Research output: Contribution to Journal/MagazineJournal articlepeer-review

<mark>Journal publication date</mark>1/06/2007
<mark>Journal</mark>Environmental Science and Technology
Issue number11
Number of pages7
Pages (from-to)3884-3890
Publication StatusPublished
<mark>Original language</mark>English

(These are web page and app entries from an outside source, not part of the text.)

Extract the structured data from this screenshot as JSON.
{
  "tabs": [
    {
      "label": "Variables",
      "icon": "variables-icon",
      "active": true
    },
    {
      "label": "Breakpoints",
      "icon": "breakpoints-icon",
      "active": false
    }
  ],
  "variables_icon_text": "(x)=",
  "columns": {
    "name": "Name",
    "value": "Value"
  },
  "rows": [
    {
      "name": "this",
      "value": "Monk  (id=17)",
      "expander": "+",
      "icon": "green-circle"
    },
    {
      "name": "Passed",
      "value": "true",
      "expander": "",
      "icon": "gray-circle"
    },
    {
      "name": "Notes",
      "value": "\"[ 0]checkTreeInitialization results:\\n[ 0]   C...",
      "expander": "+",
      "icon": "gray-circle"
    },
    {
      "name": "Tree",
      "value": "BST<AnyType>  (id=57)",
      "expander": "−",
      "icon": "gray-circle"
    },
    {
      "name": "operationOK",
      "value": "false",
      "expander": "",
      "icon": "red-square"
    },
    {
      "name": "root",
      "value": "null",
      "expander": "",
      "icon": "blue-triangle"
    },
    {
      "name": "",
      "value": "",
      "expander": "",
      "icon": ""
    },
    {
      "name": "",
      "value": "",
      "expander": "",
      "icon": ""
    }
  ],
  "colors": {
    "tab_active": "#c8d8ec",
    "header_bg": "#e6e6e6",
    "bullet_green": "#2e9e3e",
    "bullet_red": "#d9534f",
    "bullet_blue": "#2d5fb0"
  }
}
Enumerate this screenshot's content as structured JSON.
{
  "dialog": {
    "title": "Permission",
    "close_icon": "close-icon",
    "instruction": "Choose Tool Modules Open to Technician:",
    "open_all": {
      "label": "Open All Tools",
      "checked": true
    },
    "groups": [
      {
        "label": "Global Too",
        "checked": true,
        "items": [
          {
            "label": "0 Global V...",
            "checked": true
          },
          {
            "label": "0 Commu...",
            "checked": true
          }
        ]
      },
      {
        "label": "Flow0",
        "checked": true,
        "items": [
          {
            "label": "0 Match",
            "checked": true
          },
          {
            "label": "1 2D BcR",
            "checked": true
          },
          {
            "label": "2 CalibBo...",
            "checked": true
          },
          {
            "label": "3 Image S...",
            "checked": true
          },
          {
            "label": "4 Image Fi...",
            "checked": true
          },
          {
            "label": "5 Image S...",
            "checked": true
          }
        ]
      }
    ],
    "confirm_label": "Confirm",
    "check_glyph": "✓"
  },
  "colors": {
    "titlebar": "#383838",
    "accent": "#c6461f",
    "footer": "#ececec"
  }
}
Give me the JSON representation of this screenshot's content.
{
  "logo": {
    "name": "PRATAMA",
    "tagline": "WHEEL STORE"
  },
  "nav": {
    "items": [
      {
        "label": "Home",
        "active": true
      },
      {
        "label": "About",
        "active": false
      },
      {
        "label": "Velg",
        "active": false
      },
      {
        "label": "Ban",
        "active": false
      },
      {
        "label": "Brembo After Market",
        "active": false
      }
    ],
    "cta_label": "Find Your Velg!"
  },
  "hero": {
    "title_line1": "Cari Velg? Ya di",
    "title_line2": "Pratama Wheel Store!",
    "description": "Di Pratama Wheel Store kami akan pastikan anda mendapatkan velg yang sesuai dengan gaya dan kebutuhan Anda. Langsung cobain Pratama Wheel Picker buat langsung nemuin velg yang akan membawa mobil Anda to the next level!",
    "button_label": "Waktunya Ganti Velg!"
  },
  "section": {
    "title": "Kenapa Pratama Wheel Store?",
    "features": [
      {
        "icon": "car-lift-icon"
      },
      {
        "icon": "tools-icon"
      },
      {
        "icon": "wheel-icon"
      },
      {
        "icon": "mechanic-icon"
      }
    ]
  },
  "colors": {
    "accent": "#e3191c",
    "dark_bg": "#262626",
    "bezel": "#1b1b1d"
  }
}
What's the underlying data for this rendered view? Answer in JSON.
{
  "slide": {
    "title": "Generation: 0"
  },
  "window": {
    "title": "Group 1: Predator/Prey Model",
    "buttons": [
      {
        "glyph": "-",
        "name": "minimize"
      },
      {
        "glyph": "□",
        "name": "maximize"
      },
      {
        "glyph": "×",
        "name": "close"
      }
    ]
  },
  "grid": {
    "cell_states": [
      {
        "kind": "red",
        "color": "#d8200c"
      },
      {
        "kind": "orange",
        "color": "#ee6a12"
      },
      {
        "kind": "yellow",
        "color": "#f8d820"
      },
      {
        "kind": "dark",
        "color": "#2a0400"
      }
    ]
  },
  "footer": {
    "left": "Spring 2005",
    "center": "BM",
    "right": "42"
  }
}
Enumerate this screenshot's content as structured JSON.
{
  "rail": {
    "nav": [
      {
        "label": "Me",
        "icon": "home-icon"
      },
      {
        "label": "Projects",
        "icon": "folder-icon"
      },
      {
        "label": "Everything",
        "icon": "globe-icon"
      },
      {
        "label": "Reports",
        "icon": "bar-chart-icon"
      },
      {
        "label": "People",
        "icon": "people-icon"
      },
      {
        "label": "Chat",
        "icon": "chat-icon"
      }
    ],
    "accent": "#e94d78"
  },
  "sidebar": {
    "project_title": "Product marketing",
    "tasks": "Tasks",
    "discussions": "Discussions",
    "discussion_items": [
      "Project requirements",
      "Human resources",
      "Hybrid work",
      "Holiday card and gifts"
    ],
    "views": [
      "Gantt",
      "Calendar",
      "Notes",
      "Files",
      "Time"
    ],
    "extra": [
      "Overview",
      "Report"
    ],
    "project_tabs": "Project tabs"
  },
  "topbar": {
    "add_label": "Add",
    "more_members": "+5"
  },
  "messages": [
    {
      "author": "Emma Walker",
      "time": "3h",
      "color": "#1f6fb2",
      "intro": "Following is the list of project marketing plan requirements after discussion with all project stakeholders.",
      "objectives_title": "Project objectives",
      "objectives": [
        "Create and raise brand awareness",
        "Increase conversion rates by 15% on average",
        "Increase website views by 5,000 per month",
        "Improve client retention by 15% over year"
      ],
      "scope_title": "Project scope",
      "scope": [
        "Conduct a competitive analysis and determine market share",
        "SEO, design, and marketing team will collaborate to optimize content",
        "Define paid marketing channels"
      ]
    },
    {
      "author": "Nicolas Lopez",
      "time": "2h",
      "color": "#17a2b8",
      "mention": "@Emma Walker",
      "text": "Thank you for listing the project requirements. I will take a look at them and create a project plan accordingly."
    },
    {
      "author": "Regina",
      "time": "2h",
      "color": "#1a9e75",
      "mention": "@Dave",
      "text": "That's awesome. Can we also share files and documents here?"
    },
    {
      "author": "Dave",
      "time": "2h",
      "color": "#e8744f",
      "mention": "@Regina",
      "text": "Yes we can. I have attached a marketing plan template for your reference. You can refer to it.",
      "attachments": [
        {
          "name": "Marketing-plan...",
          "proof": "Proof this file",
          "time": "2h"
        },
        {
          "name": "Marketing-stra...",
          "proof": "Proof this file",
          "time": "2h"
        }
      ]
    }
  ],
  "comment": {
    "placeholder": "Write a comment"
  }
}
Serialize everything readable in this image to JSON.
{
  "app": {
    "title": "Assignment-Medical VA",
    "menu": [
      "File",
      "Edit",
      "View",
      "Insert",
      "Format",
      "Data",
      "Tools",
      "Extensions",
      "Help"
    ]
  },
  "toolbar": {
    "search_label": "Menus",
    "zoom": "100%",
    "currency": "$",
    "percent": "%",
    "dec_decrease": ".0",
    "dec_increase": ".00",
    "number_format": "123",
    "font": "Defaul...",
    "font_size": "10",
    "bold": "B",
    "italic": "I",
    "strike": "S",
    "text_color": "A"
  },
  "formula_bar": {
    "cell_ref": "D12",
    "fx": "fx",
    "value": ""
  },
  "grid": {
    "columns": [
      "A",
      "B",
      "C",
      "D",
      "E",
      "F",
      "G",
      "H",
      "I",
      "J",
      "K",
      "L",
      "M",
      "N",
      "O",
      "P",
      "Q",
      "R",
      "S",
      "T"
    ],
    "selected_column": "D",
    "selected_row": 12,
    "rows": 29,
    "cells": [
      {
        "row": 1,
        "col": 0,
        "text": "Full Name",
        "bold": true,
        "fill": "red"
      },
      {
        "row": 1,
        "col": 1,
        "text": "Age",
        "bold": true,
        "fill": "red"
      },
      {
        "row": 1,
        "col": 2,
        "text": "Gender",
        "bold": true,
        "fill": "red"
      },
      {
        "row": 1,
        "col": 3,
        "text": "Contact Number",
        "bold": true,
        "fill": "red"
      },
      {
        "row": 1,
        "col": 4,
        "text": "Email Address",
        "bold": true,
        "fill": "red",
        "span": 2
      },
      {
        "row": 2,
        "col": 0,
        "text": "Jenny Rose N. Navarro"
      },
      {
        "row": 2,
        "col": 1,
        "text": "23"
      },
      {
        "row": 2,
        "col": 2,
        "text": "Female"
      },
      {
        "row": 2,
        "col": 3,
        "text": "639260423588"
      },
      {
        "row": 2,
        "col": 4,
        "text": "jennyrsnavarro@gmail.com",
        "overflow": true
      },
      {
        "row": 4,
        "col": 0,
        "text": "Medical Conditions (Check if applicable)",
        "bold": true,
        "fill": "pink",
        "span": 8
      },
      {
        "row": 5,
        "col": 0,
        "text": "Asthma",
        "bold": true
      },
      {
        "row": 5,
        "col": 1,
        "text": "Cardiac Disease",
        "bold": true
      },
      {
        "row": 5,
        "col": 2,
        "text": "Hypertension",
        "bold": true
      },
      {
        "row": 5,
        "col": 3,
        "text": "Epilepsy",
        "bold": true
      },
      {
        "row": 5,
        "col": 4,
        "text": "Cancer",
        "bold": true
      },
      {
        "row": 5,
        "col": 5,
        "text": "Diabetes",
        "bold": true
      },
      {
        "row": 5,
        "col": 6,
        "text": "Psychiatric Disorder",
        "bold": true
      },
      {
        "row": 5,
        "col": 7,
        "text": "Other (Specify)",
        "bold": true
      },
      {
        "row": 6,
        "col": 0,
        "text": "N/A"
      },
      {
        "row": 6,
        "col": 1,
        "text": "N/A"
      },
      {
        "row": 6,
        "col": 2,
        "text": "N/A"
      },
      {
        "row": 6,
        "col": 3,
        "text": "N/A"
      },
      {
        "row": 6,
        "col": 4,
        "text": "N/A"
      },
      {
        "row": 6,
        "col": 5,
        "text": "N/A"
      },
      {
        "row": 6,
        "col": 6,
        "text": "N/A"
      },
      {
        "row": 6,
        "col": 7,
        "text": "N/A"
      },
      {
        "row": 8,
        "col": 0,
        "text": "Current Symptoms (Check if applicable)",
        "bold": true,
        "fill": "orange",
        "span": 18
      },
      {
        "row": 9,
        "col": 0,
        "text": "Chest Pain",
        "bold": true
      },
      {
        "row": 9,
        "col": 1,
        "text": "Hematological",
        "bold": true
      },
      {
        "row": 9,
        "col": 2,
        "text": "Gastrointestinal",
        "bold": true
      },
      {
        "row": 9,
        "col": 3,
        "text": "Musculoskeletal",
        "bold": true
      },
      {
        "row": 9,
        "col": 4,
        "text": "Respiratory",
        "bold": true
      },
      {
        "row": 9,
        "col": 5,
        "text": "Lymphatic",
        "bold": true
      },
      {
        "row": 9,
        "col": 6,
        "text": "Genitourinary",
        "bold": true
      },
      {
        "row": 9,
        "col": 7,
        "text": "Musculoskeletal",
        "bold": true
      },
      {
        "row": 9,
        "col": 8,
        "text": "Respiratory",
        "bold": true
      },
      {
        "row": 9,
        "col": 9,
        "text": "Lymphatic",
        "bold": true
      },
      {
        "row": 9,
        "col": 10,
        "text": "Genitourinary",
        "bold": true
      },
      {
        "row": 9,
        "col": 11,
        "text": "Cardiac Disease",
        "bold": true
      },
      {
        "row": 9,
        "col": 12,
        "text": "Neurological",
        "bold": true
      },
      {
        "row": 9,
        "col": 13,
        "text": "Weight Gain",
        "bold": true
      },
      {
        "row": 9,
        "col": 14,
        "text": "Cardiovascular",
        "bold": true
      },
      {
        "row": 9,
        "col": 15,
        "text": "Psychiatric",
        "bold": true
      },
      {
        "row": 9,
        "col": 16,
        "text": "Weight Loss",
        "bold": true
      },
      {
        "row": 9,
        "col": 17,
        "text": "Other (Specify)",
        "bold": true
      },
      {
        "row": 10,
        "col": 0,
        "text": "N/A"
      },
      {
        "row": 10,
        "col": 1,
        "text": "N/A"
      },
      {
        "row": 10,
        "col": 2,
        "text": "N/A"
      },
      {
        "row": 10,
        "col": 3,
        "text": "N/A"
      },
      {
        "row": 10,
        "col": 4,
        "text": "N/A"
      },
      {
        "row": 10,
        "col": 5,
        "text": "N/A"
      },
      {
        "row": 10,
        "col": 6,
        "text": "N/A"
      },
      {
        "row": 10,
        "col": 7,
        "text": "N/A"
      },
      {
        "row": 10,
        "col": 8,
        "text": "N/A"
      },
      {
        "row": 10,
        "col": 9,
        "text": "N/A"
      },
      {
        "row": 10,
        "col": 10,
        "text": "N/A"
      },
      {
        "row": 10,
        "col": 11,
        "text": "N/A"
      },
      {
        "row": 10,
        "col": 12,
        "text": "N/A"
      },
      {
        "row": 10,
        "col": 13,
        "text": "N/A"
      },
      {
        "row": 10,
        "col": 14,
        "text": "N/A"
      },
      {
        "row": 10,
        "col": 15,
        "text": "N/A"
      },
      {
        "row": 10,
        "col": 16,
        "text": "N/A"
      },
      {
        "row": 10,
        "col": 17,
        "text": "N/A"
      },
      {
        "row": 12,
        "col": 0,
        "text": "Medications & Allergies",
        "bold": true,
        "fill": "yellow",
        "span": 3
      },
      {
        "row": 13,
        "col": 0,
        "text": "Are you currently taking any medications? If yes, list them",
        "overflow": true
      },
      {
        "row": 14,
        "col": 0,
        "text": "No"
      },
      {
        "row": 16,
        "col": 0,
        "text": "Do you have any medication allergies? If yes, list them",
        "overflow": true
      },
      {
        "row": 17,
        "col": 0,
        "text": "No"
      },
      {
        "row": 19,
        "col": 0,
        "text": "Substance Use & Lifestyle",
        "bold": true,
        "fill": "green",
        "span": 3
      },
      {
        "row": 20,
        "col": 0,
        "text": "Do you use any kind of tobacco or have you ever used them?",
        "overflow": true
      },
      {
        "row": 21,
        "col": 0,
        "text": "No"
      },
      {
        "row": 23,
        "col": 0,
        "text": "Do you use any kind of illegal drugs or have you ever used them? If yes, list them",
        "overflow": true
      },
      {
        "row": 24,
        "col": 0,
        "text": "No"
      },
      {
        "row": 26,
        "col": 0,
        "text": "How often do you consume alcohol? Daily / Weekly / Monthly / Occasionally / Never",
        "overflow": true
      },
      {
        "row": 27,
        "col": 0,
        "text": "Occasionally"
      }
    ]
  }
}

The South China Sea (SCS) is surrounded by developing countries in Southeast Asia, where persistent organic pollutants (POPs), such as organochlorine pesticides (OCPs), are still used legally or illegally, and are of concern. Yet little is known about the distribution of OCPs in the water and atmosphere over SCS, as well as their air−sea equilibrium status and time trends. In this study, ship-board air samples and surface seawater collected in the northern SCS between September 6 and 22, 2005 were analyzed for selected OCPs. The measured OCP concentra tions in the atmosphere over the northern SCS were influenced by proximity to source regions and air mass origins. The highest atmospheric OCP concentrations were found at sampling sites adjacent to continental South China. OCPs in surface seawater showed significant spatial variations, with the highest concentration observed in a water sample from off Vietnam. The coastal currents were suggested to play a key role in the delivery of waterborne OCPs in the northern SCS. Time trend, land outflow, and air−sea exchange of selected OCPs in the SCS were investigated, by comparison of this dataset with historical data.